Bone marrow stromal cells as replacement cells for Parkinson's disease: generation of an anatomical but not functional neuronal phenotype.
Faculty of Computing, Health and Science
School of Medical Sciences

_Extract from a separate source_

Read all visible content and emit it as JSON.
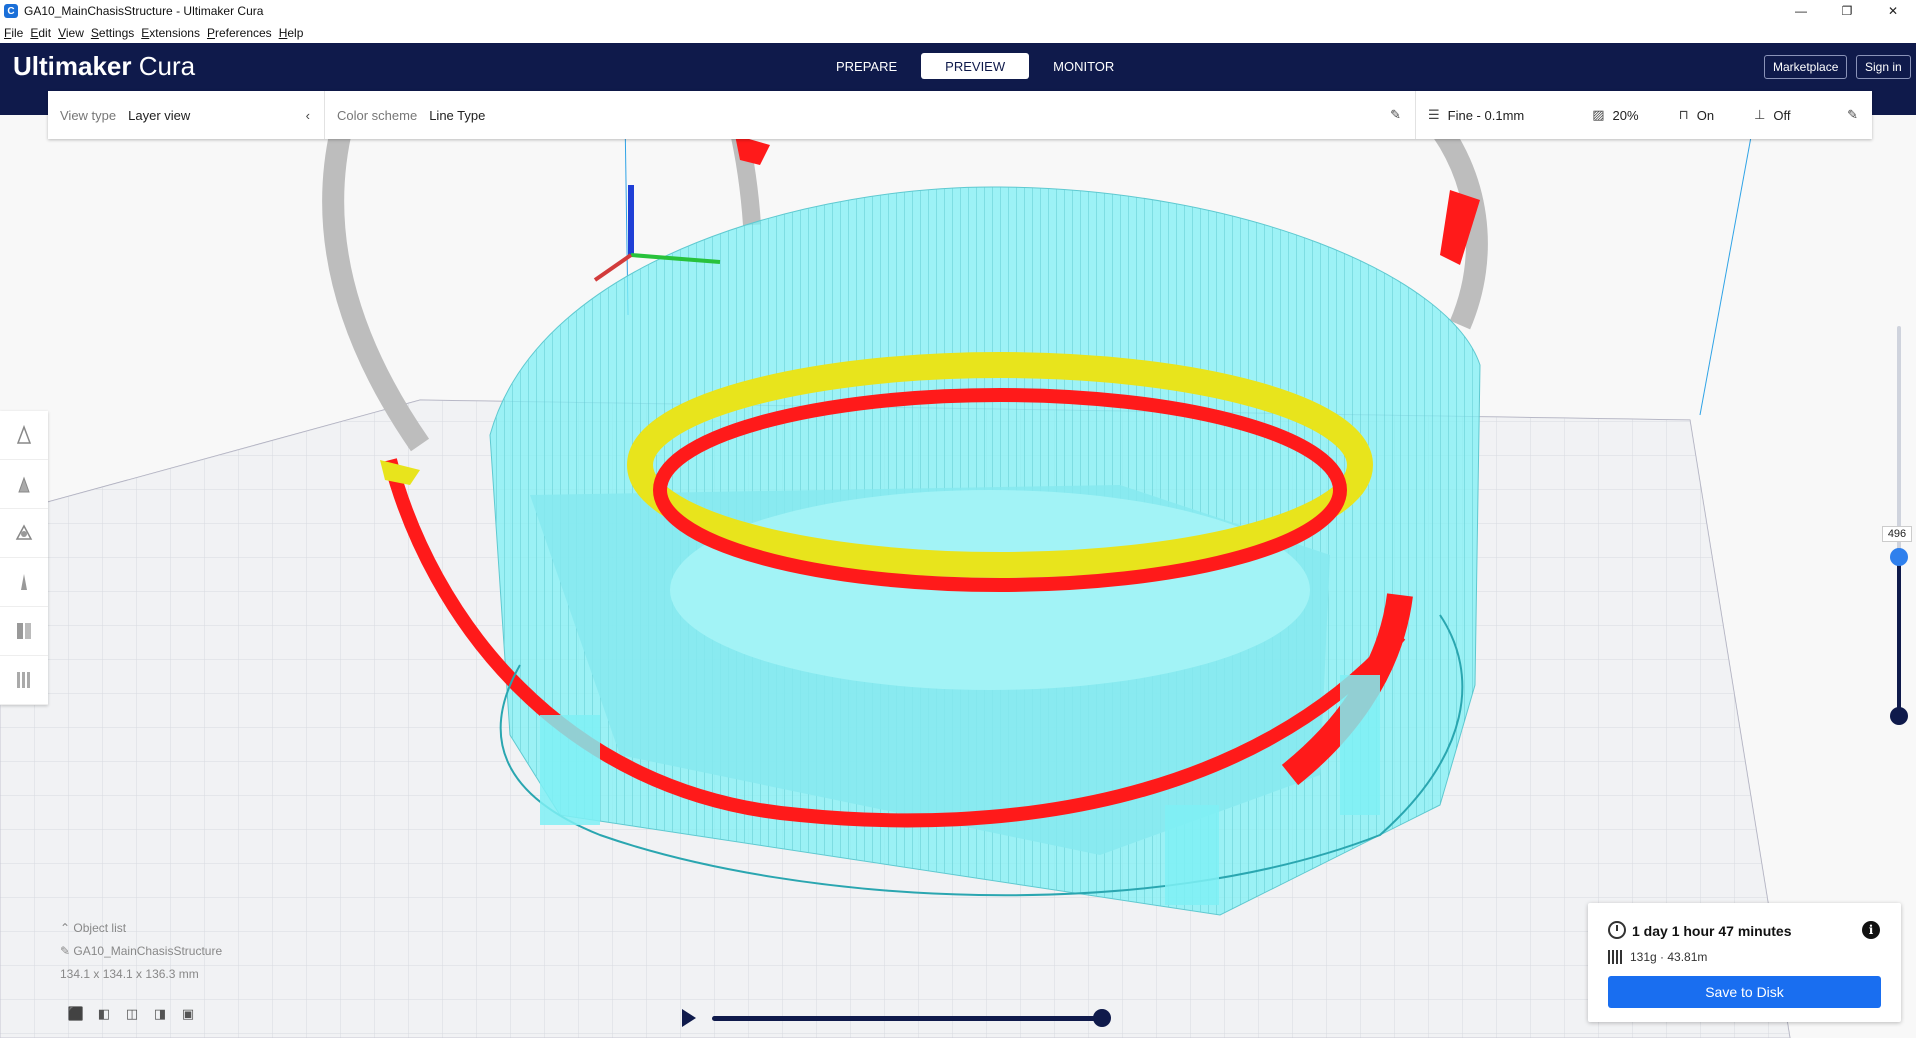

The focus of cell replacement therapies (CRTs) for Parkinson's disease has been on delivering dopamine-producing cells to the striatum. Fetal grafts have proven the feasibility of this approach, but an appropriate source of replacement cells has restricted the clinical translation. Bone marrow stromal cells (BMSCs) have been heralded as an ideal source of dopaminergic (DAergic) replacement cells, as they are viewed as ethically acceptable, easily procured, and readily expanded. It is known that they confer functional benefits, particularly in stroke models, through the release of neurotrophic factors, but their transdifferentiation into neurons is still under contention. We sought to evaluate the neuronal phenotype and functional capacity of adult rat BMSCs after exposure to a novel multistep in vitro differentiation protocol compared with cells exposed to other reported neuronal differentiation conditions. We employed a systematic, comprehensive method of assessment to determine the neuronal differentiation capacity of BMSCs. Our fluorescence-activated cell sorting, immunofluorescent and semiquantitative polymerase chain reaction results confirmed that undifferentiated BMSCs isolated based on their adherence to plastic are of mesenchymal origin and express a range of lineage markers. After exposure to preinduction and neuronal induction steps, BMSCs down-regulate markers of other lineages but fail, as assessed by patch clamp, to differentiate into functional neurons. Thus, for BMSCs to be considered a source of DAergic neuronal replacement cells, their ability to transdifferentiate terminally along a neuronal lineage first must be clarified before attempting to direct more complex specification process required for them to be used in Parkinson's-disease-focused CRTs.